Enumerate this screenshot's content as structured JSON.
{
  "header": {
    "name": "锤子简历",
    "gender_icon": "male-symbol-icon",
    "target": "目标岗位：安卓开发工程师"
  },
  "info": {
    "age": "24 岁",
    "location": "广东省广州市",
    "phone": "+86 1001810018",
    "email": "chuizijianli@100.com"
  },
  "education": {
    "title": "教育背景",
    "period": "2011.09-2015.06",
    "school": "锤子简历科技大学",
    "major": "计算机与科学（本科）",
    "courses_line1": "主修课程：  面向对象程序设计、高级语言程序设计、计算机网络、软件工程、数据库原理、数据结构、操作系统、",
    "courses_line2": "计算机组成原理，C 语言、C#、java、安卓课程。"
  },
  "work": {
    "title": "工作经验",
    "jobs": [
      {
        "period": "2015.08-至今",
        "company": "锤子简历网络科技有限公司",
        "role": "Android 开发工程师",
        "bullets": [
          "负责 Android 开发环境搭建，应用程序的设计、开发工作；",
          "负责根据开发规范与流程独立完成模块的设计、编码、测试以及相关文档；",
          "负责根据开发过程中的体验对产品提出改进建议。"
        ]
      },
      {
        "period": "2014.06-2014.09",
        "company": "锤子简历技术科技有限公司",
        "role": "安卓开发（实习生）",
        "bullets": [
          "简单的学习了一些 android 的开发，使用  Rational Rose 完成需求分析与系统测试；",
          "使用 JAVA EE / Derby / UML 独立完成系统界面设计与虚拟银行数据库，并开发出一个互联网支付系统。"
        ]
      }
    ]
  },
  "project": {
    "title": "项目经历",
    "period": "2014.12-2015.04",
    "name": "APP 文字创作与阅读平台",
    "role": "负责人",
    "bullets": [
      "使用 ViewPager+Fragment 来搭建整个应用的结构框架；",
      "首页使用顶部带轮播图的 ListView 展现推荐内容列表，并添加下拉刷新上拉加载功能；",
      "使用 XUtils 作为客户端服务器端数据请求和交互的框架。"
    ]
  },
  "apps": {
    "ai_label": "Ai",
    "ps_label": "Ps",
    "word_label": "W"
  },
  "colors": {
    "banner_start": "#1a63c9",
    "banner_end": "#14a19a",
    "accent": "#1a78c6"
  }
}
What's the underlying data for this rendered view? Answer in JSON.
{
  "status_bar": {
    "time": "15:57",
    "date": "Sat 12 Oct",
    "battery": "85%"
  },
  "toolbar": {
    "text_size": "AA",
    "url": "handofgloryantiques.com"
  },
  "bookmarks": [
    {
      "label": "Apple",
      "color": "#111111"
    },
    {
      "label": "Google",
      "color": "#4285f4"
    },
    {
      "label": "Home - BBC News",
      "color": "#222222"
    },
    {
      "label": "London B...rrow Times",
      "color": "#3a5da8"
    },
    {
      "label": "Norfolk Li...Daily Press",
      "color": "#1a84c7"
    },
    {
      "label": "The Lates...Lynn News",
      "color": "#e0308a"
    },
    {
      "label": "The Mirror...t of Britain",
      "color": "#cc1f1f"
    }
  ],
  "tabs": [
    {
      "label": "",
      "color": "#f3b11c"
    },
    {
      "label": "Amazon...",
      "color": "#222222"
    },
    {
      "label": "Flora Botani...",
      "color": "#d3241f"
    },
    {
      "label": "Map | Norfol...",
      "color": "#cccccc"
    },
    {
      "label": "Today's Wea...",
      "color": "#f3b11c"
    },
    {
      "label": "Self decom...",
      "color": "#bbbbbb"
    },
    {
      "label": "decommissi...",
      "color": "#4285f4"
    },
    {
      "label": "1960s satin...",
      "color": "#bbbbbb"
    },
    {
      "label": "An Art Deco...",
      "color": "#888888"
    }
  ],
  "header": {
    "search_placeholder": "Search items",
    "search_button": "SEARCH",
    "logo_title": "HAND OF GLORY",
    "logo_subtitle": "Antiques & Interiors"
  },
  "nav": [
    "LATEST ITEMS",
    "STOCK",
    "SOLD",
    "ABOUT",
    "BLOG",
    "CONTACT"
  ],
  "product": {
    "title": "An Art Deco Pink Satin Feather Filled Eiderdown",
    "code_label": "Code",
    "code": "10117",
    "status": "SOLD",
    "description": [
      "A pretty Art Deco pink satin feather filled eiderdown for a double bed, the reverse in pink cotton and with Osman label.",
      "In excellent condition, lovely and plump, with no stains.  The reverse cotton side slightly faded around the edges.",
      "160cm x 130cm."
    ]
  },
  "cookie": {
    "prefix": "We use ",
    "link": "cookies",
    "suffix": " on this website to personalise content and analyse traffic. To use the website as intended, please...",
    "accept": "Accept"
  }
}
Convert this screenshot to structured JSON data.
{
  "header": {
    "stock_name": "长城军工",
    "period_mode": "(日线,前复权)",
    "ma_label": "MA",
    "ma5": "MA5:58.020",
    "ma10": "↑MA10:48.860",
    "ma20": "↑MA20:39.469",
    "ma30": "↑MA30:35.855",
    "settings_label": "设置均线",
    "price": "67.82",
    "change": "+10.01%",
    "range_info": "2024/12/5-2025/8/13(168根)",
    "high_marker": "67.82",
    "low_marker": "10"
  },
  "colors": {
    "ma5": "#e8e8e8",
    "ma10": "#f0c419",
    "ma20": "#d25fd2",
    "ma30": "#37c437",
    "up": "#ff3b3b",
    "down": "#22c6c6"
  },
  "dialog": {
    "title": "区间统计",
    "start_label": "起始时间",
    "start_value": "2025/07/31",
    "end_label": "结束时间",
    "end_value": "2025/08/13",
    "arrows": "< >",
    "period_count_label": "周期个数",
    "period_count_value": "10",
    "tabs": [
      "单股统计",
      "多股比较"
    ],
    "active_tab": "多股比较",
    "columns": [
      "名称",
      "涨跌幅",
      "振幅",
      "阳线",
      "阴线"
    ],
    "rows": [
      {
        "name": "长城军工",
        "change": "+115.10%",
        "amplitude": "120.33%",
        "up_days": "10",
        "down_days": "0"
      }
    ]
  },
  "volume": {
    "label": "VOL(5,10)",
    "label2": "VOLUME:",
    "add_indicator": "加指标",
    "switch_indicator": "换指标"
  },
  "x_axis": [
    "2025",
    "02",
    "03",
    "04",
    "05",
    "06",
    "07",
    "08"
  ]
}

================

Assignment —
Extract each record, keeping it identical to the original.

Answer space —
Enumerate this screenshot's content as structured JSON.
{
  "header": {
    "name": "锤子简历",
    "gender_icon": "male-symbol-icon",
    "target": "目标岗位：安卓开发工程师"
  },
  "info": {
    "age": "24 岁",
    "location": "广东省广州市",
    "phone": "+86 1001810018",
    "email": "chuizijianli@100.com"
  },
  "education": {
    "title": "教育背景",
    "period": "2011.09-2015.06",
    "school": "锤子简历科技大学",
    "major": "计算机与科学（本科）",
    "courses_line1": "主修课程：  面向对象程序设计、高级语言程序设计、计算机网络、软件工程、数据库原理、数据结构、操作系统、",
    "courses_line2": "计算机组成原理，C 语言、C#、java、安卓课程。"
  },
  "work": {
    "title": "工作经验",
    "jobs": [
      {
        "period": "2015.08-至今",
        "company": "锤子简历网络科技有限公司",
        "role": "Android 开发工程师",
        "bullets": [
          "负责 Android 开发环境搭建，应用程序的设计、开发工作；",
          "负责根据开发规范与流程独立完成模块的设计、编码、测试以及相关文档；",
          "负责根据开发过程中的体验对产品提出改进建议。"
        ]
      },
      {
        "period": "2014.06-2014.09",
        "company": "锤子简历技术科技有限公司",
        "role": "安卓开发（实习生）",
        "bullets": [
          "简单的学习了一些 android 的开发，使用  Rational Rose 完成需求分析与系统测试；",
          "使用 JAVA EE / Derby / UML 独立完成系统界面设计与虚拟银行数据库，并开发出一个互联网支付系统。"
        ]
      }
    ]
  },
  "project": {
    "title": "项目经历",
    "period": "2014.12-2015.04",
    "name": "APP 文字创作与阅读平台",
    "role": "负责人",
    "bullets": [
      "使用 ViewPager+Fragment 来搭建整个应用的结构框架；",
      "首页使用顶部带轮播图的 ListView 展现推荐内容列表，并添加下拉刷新上拉加载功能；",
      "使用 XUtils 作为客户端服务器端数据请求和交互的框架。"
    ]
  },
  "apps": {
    "ai_label": "Ai",
    "ps_label": "Ps",
    "word_label": "W"
  },
  "colors": {
    "banner_start": "#1a63c9",
    "banner_end": "#14a19a",
    "accent": "#1a78c6"
  }
}
What's the underlying data for this rendered view? Answer in JSON.
{
  "status_bar": {
    "time": "15:57",
    "date": "Sat 12 Oct",
    "battery": "85%"
  },
  "toolbar": {
    "text_size": "AA",
    "url": "handofgloryantiques.com"
  },
  "bookmarks": [
    {
      "label": "Apple",
      "color": "#111111"
    },
    {
      "label": "Google",
      "color": "#4285f4"
    },
    {
      "label": "Home - BBC News",
      "color": "#222222"
    },
    {
      "label": "London B...rrow Times",
      "color": "#3a5da8"
    },
    {
      "label": "Norfolk Li...Daily Press",
      "color": "#1a84c7"
    },
    {
      "label": "The Lates...Lynn News",
      "color": "#e0308a"
    },
    {
      "label": "The Mirror...t of Britain",
      "color": "#cc1f1f"
    }
  ],
  "tabs": [
    {
      "label": "",
      "color": "#f3b11c"
    },
    {
      "label": "Amazon...",
      "color": "#222222"
    },
    {
      "label": "Flora Botani...",
      "color": "#d3241f"
    },
    {
      "label": "Map | Norfol...",
      "color": "#cccccc"
    },
    {
      "label": "Today's Wea...",
      "color": "#f3b11c"
    },
    {
      "label": "Self decom...",
      "color": "#bbbbbb"
    },
    {
      "label": "decommissi...",
      "color": "#4285f4"
    },
    {
      "label": "1960s satin...",
      "color": "#bbbbbb"
    },
    {
      "label": "An Art Deco...",
      "color": "#888888"
    }
  ],
  "header": {
    "search_placeholder": "Search items",
    "search_button": "SEARCH",
    "logo_title": "HAND OF GLORY",
    "logo_subtitle": "Antiques & Interiors"
  },
  "nav": [
    "LATEST ITEMS",
    "STOCK",
    "SOLD",
    "ABOUT",
    "BLOG",
    "CONTACT"
  ],
  "product": {
    "title": "An Art Deco Pink Satin Feather Filled Eiderdown",
    "code_label": "Code",
    "code": "10117",
    "status": "SOLD",
    "description": [
      "A pretty Art Deco pink satin feather filled eiderdown for a double bed, the reverse in pink cotton and with Osman label.",
      "In excellent condition, lovely and plump, with no stains.  The reverse cotton side slightly faded around the edges.",
      "160cm x 130cm."
    ]
  },
  "cookie": {
    "prefix": "We use ",
    "link": "cookies",
    "suffix": " on this website to personalise content and analyse traffic. To use the website as intended, please...",
    "accept": "Accept"
  }
}
Convert this screenshot to structured JSON data.
{
  "header": {
    "stock_name": "长城军工",
    "period_mode": "(日线,前复权)",
    "ma_label": "MA",
    "ma5": "MA5:58.020",
    "ma10": "↑MA10:48.860",
    "ma20": "↑MA20:39.469",
    "ma30": "↑MA30:35.855",
    "settings_label": "设置均线",
    "price": "67.82",
    "change": "+10.01%",
    "range_info": "2024/12/5-2025/8/13(168根)",
    "high_marker": "67.82",
    "low_marker": "10"
  },
  "colors": {
    "ma5": "#e8e8e8",
    "ma10": "#f0c419",
    "ma20": "#d25fd2",
    "ma30": "#37c437",
    "up": "#ff3b3b",
    "down": "#22c6c6"
  },
  "dialog": {
    "title": "区间统计",
    "start_label": "起始时间",
    "start_value": "2025/07/31",
    "end_label": "结束时间",
    "end_value": "2025/08/13",
    "arrows": "< >",
    "period_count_label": "周期个数",
    "period_count_value": "10",
    "tabs": [
      "单股统计",
      "多股比较"
    ],
    "active_tab": "多股比较",
    "columns": [
      "名称",
      "涨跌幅",
      "振幅",
      "阳线",
      "阴线"
    ],
    "rows": [
      {
        "name": "长城军工",
        "change": "+115.10%",
        "amplitude": "120.33%",
        "up_days": "10",
        "down_days": "0"
      }
    ]
  },
  "volume": {
    "label": "VOL(5,10)",
    "label2": "VOLUME:",
    "add_indicator": "加指标",
    "switch_indicator": "换指标"
  },
  "x_axis": [
    "2025",
    "02",
    "03",
    "04",
    "05",
    "06",
    "07",
    "08"
  ]
}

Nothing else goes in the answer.